BEGIN
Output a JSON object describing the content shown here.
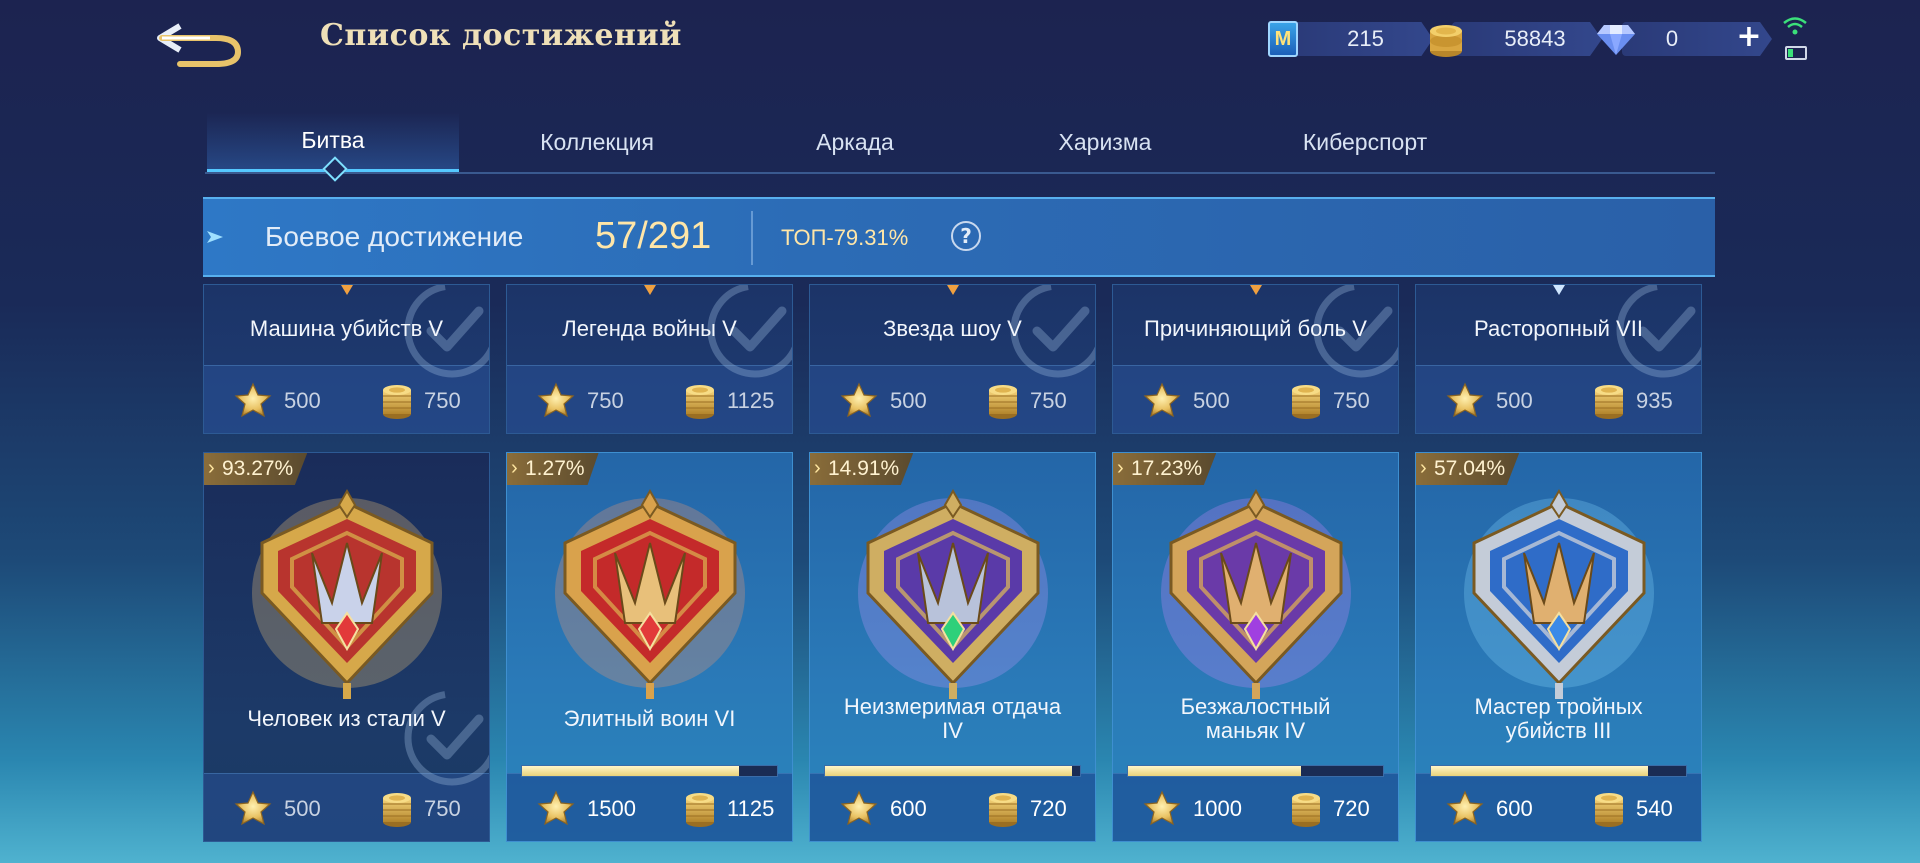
{
  "header": {
    "title": "Список достижений",
    "currencies": {
      "tickets": "215",
      "gold": "58843",
      "diamonds": "0"
    }
  },
  "tabs": [
    {
      "label": "Битва",
      "active": true
    },
    {
      "label": "Коллекция",
      "active": false
    },
    {
      "label": "Аркада",
      "active": false
    },
    {
      "label": "Харизма",
      "active": false
    },
    {
      "label": "Киберспорт",
      "active": false
    }
  ],
  "summary": {
    "label": "Боевое достижение",
    "count": "57/291",
    "top": "ТОП-79.31%"
  },
  "top_cards": [
    {
      "name": "Машина убийств  V",
      "stars": "500",
      "coins": "750",
      "pin_color": "#f0a040"
    },
    {
      "name": "Легенда войны  V",
      "stars": "750",
      "coins": "1125",
      "pin_color": "#f0a040"
    },
    {
      "name": "Звезда шоу  V",
      "stars": "500",
      "coins": "750",
      "pin_color": "#f0a040"
    },
    {
      "name": "Причиняющий боль V",
      "stars": "500",
      "coins": "750",
      "pin_color": "#f0a040"
    },
    {
      "name": "Расторопный VII",
      "stars": "500",
      "coins": "935",
      "pin_color": "#cfe6ff"
    }
  ],
  "big_cards": [
    {
      "name": "Человек из стали  V",
      "percent": "93.27%",
      "stars": "500",
      "coins": "750",
      "completed": true,
      "progress": null,
      "theme": "gold"
    },
    {
      "name": "Элитный воин VI",
      "percent": "1.27%",
      "stars": "1500",
      "coins": "1125",
      "completed": false,
      "progress": 0.85,
      "theme": "red"
    },
    {
      "name": "Неизмеримая отдача IV",
      "percent": "14.91%",
      "stars": "600",
      "coins": "720",
      "completed": false,
      "progress": 0.97,
      "theme": "purple"
    },
    {
      "name": "Безжалостный маньяк IV",
      "percent": "17.23%",
      "stars": "1000",
      "coins": "720",
      "completed": false,
      "progress": 0.68,
      "theme": "violet"
    },
    {
      "name": "Мастер тройных убийств III",
      "percent": "57.04%",
      "stars": "600",
      "coins": "540",
      "completed": false,
      "progress": 0.85,
      "theme": "blue"
    }
  ],
  "colors": {
    "gold": "#e8c36a",
    "accent": "#55c8ff",
    "progress_fill": "#f0dc8a",
    "percent_text": "#fff2d0"
  },
  "icons": [
    "back-arrow-icon",
    "ticket-icon",
    "gold-coin-icon",
    "diamond-icon",
    "plus-icon",
    "wifi-icon",
    "battery-icon",
    "help-icon",
    "star-icon",
    "coin-stack-icon",
    "checkmark-icon",
    "achievement-badge-icon"
  ]
}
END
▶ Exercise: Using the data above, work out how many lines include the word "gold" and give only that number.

▶ Exercise solution: 4